$ cd spring-music
Before proceeding, let’s take a look at what the sample app looks like by running it:
Now, we need a way to view the sample app that’s running. Since our development environment is running remotely on the Kubernetes cluster, we will create a Dev URL. Dev URLs are a Coder feature that allows developers to access the application they are working on. The URLs can be public, private, available to others in your organization or to anyone logged in to your instance of Coder Enterprise. This provides a great way to test the application as it is being developed.
We’ll serve our application on Port 8080 and make it so that anyone with the URL can view it.
Once we create a Dev URL, we can see it listed on the environment overview page:
The Dev URLs section of the overview page is where we can go to copy the URL so that we can share it with someone else or edit our URL (i.e., changing its port value). We can also use the provided icon to launch a browser that serves up the app at any time:
With a live preview ready, we can edit our application. Remember that we cloned the repository earlier; we can edit our application using either VS Code (which is the default editor for Coder) or we can use Coder’s multi-editor feature to use one that we’d prefer or is more appropriate to the project we’re working on. In this case, we’ll be using IntelliJ.
We can preview our changes at any time with the Dev URL/live preview functionality:
We’ll be pushing our app to Cloud Foundry, an open-source, cloud-based application platform. With Cloud Foundry, we have a platform as a service that allows us to deploy our application in just minutes without managing the underlying server setup and infrastructure management.
Before we publish our application, we’ll need to build it:
$ ./gradlew clean assemble
Once your application builds successfully, you can push to Cloud Foundry:
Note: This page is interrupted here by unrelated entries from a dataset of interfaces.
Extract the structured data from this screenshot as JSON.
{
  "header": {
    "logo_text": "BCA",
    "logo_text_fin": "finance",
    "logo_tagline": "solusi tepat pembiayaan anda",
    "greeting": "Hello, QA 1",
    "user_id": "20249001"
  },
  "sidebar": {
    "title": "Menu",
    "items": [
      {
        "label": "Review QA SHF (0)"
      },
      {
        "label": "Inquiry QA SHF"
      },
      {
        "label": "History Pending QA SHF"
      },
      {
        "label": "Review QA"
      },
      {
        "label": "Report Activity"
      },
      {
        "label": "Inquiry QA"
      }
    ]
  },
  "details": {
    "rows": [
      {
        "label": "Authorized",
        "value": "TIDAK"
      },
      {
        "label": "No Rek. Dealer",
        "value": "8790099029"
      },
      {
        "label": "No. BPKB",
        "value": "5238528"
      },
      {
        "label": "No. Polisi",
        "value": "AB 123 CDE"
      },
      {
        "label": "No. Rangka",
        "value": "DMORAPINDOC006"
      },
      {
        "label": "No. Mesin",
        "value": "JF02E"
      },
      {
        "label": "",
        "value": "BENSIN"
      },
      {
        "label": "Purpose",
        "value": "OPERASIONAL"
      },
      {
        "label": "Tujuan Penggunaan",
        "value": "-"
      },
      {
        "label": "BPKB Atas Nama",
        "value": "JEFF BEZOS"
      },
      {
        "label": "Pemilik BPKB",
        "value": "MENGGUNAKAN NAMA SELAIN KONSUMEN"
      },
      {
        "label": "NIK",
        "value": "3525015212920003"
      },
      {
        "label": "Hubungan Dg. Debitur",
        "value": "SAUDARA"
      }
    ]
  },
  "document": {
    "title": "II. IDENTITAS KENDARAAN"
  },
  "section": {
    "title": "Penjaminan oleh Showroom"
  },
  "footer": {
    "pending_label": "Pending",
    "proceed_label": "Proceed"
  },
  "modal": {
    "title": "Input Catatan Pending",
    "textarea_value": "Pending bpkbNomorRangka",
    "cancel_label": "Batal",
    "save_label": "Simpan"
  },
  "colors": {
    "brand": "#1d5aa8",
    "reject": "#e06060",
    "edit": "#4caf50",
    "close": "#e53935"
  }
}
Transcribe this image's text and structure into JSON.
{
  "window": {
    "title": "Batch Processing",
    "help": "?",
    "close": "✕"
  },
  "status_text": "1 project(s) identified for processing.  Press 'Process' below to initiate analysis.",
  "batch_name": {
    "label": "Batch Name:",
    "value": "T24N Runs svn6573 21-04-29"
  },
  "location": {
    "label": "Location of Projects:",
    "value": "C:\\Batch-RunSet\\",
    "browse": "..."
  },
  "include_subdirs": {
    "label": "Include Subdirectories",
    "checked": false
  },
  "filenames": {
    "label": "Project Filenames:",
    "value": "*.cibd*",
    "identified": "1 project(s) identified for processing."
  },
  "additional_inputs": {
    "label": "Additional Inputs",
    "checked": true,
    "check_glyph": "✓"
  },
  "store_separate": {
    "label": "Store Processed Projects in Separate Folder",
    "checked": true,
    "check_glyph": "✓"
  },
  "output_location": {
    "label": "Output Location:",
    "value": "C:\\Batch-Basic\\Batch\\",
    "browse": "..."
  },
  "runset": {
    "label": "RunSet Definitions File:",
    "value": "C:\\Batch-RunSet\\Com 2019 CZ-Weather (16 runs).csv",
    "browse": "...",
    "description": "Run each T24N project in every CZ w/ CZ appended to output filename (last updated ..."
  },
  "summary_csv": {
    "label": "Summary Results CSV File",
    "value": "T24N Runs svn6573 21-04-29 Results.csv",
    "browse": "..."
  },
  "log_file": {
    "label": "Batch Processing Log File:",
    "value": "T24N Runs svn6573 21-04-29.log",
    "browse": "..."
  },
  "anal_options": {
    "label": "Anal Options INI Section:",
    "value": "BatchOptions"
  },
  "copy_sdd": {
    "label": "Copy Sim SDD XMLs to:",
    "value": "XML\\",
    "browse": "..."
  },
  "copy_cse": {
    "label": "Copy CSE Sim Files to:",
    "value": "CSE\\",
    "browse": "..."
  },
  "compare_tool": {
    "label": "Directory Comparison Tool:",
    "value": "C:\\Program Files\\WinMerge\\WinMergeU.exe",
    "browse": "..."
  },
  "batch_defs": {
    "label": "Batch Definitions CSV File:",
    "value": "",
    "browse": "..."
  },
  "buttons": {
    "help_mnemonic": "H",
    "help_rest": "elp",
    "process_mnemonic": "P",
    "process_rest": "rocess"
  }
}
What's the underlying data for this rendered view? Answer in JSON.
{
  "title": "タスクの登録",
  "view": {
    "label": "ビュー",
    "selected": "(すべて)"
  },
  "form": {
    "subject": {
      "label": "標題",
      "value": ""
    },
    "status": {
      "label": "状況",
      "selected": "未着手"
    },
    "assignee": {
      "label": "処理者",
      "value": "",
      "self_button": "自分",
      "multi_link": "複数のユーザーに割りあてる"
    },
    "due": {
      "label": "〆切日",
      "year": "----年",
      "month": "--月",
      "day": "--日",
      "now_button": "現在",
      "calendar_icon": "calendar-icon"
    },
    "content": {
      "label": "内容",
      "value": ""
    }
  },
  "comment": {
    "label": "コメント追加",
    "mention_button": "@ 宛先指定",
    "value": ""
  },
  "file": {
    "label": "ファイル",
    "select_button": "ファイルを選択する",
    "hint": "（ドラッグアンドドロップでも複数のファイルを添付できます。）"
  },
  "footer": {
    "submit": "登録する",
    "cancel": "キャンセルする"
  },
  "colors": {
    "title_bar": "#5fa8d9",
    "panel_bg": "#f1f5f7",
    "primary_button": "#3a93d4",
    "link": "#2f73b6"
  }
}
$ cf login -a https://api.run.pivotal.io -u [email protected]
# you’ll be prompted for your password at this point
$ cf push
Note that we can use the
cf push command because what we need to push to Cloud Foundry was included in the image we used to create the environment. Once someone creates an image that includes Cloud Foundry, others can use the image and push their apps to Cloud Foundry without additional setup. By creating development environments from a centralized repository of images, Coder saves developers hours or even days of time that would normally be required to manually set up and configure their environments and it ensures consistency across the team.
If all goes well, you’ll see output similar to the following after pushing your app to Cloud Foundry:
routes: spring-music-forgiving-puku-wn.cfapps.io last uploaded: Mon 03 Aug 17:30:30 UTC 2020 stack: cflinuxfs3 buildpacks: java type: web instances: 1/1 memory usage: 1024M start command: JAVA_OPTS="-agentpath:$PWD/.java buildpack/open_jdk_jre/bin/jvmkill-1.16.0 ... state since cpu memory disk details #0 running 2020-08-03T17:31:25Z 0.0% 215.2M of 1G 163M of 1G
Notice the routes information in the Cloud Foundry output; you can use this to access your newly published application:
We have taken our Spring Music application and very quickly moved it through the pipeline from development to production, all without having to worry about infrastructure.
Coder transforms your development environment from individually owned workstations to the cloud, allowing you to focus on writing code, not on setting up development environments. Cloud Foundry simplifies the act of deploying your app by removing the need for you to handle infrastructure-related tasks. Together, the two platforms can enable rapid, seamless application development and deployment, maximizing your engineers' velocity.
Note: Coder will add support for Spring Tool Suite 4 beginning with v1.10 (release date 2020-08-20).